Five Personal Finance New Year's Resolutions

| January 19, 2022

New Year’s resolutions can be challenging. About 35% of people in the USA stuck to their resolutions for 2021, which is great, but that means 65% of us let some or all of our resolutions drop. Of all the New Year’s resolutions made in 2021, 44% related to saving money. As we head into 2022, here are some resolutions related to your money that are relatively easy to keep, especially if you start now:

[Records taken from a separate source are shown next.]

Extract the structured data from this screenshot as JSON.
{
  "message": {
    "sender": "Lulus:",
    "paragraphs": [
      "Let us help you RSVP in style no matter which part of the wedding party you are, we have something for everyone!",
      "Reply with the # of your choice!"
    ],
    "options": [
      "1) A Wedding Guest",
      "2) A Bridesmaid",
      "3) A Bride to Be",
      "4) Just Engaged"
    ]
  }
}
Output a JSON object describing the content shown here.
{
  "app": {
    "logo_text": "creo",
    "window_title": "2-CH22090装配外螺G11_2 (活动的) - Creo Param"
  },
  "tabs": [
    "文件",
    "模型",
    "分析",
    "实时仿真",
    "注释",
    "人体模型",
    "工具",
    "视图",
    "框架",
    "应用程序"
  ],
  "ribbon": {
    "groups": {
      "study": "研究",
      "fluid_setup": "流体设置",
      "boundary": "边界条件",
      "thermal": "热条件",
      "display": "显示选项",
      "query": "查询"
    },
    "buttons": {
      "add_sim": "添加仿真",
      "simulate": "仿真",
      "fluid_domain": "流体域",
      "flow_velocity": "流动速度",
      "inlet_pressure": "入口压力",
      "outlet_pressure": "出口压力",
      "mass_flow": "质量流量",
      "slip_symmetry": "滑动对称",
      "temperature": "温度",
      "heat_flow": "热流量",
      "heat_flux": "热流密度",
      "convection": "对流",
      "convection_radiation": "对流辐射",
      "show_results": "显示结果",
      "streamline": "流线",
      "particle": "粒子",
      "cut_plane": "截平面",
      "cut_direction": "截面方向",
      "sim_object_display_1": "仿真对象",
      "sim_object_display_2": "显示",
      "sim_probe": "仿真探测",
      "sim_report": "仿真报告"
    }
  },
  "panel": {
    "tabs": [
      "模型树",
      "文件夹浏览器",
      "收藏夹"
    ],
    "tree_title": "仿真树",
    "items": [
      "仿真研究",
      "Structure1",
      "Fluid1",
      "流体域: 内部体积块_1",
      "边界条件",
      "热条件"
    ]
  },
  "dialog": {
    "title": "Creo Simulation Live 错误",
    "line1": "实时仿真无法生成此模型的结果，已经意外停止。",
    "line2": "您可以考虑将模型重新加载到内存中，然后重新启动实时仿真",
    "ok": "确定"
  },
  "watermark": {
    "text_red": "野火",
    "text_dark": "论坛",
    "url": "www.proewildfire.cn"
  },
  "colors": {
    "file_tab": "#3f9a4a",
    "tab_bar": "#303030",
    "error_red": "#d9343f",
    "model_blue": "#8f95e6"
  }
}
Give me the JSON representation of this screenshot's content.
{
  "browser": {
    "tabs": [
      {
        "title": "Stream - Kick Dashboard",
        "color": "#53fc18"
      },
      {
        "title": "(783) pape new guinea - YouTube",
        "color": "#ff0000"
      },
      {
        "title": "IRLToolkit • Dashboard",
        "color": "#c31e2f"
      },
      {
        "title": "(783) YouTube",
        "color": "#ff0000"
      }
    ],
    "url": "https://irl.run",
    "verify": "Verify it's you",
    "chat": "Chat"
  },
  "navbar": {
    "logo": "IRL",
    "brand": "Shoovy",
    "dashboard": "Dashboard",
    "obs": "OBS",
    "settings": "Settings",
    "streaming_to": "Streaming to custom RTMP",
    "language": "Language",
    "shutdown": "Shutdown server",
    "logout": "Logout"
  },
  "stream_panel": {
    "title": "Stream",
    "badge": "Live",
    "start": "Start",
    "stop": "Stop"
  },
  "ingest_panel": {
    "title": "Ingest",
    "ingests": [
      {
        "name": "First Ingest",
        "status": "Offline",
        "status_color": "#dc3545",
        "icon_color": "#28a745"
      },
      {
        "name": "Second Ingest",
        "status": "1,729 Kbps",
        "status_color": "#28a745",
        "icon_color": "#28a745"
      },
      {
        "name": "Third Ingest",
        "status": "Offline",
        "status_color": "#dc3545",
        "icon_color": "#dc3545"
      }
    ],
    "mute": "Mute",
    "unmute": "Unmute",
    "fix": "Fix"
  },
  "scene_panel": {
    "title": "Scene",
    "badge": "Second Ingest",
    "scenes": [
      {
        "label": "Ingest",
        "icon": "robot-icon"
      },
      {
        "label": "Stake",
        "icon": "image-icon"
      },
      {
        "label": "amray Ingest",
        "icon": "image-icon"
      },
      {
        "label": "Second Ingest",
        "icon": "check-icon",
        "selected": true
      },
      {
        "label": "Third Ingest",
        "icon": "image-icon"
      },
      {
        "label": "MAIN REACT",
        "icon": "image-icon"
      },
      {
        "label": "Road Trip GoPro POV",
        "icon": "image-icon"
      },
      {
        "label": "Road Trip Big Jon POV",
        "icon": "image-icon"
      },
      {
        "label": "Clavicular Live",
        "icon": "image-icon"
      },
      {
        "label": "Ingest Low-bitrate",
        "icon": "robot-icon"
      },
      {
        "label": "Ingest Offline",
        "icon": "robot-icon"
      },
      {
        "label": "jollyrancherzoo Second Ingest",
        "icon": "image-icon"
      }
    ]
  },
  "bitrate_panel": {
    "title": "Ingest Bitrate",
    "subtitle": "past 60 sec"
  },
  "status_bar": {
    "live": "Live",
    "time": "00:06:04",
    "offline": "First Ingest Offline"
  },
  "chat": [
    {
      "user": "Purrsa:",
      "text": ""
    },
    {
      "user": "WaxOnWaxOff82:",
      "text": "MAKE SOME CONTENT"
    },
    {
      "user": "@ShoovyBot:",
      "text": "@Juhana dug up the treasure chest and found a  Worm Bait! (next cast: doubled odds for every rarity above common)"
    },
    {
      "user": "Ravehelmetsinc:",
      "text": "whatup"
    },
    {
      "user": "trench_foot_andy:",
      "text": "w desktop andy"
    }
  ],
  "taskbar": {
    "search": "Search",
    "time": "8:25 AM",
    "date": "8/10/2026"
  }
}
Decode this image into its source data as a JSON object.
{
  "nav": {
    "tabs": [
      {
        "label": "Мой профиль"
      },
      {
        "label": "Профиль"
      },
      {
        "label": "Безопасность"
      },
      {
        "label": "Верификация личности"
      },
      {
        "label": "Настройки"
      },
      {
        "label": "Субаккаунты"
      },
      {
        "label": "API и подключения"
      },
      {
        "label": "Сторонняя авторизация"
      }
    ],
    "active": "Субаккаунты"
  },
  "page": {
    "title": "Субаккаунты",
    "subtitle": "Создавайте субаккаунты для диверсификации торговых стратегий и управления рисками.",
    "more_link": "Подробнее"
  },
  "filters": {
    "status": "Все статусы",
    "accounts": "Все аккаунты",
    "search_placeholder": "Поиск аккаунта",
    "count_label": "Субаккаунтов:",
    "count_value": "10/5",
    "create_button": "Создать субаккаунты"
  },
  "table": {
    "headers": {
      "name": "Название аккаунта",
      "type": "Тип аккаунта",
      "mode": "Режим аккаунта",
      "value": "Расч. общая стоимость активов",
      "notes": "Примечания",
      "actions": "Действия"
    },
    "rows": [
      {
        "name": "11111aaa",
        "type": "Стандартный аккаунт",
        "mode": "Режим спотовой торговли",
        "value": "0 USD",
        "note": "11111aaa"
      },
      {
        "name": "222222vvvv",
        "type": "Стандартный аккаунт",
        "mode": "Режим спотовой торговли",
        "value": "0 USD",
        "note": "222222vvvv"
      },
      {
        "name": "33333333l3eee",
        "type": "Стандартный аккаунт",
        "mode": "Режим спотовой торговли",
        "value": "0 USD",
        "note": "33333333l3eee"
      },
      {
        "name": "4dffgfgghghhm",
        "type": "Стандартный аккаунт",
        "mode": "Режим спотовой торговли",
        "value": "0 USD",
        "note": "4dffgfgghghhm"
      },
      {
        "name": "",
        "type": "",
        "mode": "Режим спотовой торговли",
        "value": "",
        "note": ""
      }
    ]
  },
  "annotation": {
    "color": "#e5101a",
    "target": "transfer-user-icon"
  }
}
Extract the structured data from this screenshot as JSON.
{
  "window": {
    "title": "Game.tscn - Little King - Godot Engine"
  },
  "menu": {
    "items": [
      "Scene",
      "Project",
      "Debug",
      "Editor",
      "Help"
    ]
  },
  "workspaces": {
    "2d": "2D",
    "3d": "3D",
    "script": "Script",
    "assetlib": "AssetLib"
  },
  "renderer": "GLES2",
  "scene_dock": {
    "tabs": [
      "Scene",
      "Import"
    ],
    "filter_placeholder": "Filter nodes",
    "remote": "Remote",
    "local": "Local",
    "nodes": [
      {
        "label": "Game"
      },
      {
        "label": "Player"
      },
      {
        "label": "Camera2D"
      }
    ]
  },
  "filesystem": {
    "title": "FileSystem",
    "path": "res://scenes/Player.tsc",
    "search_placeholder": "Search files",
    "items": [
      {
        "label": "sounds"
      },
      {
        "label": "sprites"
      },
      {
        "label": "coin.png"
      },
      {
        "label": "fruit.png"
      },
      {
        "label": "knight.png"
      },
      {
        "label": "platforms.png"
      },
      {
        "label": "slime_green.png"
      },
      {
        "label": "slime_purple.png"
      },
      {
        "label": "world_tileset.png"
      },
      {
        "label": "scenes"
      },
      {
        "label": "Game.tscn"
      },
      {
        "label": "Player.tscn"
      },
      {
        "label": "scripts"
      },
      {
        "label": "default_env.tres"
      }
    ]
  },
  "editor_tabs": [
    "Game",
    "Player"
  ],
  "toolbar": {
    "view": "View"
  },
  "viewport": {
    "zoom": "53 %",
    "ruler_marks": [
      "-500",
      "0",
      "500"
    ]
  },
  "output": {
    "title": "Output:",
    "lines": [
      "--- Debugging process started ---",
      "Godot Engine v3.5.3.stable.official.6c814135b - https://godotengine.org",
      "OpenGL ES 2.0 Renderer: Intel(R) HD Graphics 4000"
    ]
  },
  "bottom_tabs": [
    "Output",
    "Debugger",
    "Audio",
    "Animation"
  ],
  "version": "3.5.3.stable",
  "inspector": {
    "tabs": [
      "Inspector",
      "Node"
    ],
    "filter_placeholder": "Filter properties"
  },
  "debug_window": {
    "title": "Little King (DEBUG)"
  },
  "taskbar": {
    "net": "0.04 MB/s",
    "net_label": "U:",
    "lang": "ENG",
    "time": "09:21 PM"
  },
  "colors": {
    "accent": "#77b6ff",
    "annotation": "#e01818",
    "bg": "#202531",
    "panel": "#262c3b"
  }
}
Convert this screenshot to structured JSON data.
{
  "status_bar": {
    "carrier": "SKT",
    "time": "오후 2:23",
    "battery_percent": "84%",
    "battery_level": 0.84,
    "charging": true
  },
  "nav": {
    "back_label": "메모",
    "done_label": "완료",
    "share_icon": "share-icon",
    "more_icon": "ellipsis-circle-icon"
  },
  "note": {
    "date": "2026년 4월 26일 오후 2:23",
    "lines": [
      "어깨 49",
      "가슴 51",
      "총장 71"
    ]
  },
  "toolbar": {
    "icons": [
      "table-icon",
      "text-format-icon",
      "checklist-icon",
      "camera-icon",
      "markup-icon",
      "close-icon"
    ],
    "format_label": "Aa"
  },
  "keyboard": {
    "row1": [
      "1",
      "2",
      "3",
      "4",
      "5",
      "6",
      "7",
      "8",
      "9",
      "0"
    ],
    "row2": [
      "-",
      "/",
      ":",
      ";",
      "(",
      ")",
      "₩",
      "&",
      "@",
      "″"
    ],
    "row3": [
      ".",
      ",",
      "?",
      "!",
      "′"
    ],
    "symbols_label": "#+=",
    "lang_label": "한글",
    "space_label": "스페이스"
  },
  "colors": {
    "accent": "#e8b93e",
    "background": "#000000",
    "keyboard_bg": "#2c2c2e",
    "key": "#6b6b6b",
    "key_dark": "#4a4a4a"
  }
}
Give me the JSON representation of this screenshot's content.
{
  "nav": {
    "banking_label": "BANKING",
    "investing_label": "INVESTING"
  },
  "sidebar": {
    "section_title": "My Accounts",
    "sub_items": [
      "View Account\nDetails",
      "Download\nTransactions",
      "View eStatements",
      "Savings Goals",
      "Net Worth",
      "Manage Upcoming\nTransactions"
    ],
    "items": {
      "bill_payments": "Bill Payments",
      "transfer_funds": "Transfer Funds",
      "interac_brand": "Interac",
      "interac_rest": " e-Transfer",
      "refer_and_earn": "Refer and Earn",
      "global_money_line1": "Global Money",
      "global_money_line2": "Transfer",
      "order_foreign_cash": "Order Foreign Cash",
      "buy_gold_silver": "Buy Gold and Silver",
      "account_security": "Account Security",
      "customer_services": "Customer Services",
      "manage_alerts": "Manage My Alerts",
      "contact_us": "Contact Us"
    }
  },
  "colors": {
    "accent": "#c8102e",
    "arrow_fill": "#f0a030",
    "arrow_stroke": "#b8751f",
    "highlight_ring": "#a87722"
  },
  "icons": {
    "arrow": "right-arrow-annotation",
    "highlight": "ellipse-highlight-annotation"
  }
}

  1. Don’t over or underpay your taxes. A common source of tax overpayments is married individuals continuing to mark themselves as single on their tax withholding forms at work. When you get married, it’s entirely up to you to update your status with your payroll processor or HR. If you have any taxable payments, such as annuity distributions, social security, or IRA withdrawals with a set tax withholding amount, make sure your withholding settings reflect your effective tax rate and not just the marginal tax bracket you are in. For example, a joint-filing married couple withdrawing $60,000 from IRAs (with no other taxable income) is in the 12% tax bracket but their effective tax rate is only 6.3%. Underpayments tend to come from inversion of the above scenarios: make sure you aren’t withholding too little at work or from other income sources, and, if you have income from which withholding is not possible, be prepared to make estimated tax payments.
  2. Bump up your retirement contributions. If you are maxing out your 401(k), 403(b), 457, or TSP note that the maximum is now $20,500 (plus a $6,500 catch up if over 50). SIMPLE IRAs have been bumped up to $14,000 with a $3,000 catch up. Of course, not everyone is in a position to max out their retirement plans. In that case, why not bump up your contributions by just 1% for the new year? Over time it can have a big impact.
  3. Keep your credit card companies abreast of your income. If you choose to use a credit card, bear in mind that a higher credit limit, even if you never intend to max out your credit cards, can improve your credit score. This is because lenders like to see a low ratio of balance to credit limit. Paying your balance down or off is an excellent way to achieve this but it doesn’t hurt to have a higher limit, not so you can spend more, but in order to optimize your credit rating. On occasion, some lenders will invite you to update your income, but if yours doesn’t, or hasn’t asked in a while, it’s easy to update it online in your credit card’s app or website. While they won’t automatically raise your limit, this information will be used when they periodically reevaluate your limit. If you’ve received a raise, promotion, or other pay increase it’s a good idea to let your lenders know.
  4. Cancel unused or little used subscriptions. Take some time this month to analyze which subscriptions (be it your local paper, Netflix, or a food delivery service) you actually use regularly enough to warrant keeping. Since we don’t have to sit down and pay for each individual month, simple inaction is enough for these to pile up!
  5. Don’t miss an opportunity to make retirement contributions for last year. You have until April 15th to make prior year (2021) contributions to your IRA or Roth IRA. If you had planned on putting money aside last year but never got around to it, there’s still time.